● EXERCISE
So that the copy matches the original, write out every entry exactly.

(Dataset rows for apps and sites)
- Opening Delimiter -

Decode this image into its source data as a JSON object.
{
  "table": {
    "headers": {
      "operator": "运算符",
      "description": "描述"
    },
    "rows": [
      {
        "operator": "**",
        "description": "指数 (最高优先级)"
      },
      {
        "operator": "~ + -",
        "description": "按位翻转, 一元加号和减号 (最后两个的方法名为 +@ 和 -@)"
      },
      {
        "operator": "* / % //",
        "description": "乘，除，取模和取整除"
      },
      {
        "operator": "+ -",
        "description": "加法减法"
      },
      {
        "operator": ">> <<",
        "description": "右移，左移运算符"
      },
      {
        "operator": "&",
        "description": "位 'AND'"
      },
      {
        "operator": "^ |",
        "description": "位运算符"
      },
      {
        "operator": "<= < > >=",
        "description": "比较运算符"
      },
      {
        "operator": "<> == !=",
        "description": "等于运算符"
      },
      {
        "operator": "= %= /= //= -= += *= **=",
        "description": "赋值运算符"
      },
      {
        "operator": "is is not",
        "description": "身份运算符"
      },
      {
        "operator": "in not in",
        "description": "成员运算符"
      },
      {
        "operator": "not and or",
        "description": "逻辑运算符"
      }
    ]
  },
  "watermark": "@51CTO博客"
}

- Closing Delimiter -

● YOUR SOLUTION
Decode this image into its source data as a JSON object.
{
  "table": {
    "headers": {
      "operator": "运算符",
      "description": "描述"
    },
    "rows": [
      {
        "operator": "**",
        "description": "指数 (最高优先级)"
      },
      {
        "operator": "~ + -",
        "description": "按位翻转, 一元加号和减号 (最后两个的方法名为 +@ 和 -@)"
      },
      {
        "operator": "* / % //",
        "description": "乘，除，取模和取整除"
      },
      {
        "operator": "+ -",
        "description": "加法减法"
      },
      {
        "operator": ">> <<",
        "description": "右移，左移运算符"
      },
      {
        "operator": "&",
        "description": "位 'AND'"
      },
      {
        "operator": "^ |",
        "description": "位运算符"
      },
      {
        "operator": "<= < > >=",
        "description": "比较运算符"
      },
      {
        "operator": "<> == !=",
        "description": "等于运算符"
      },
      {
        "operator": "= %= /= //= -= += *= **=",
        "description": "赋值运算符"
      },
      {
        "operator": "is is not",
        "description": "身份运算符"
      },
      {
        "operator": "in not in",
        "description": "成员运算符"
      },
      {
        "operator": "not and or",
        "description": "逻辑运算符"
      }
    ]
  },
  "watermark": "@51CTO博客"
}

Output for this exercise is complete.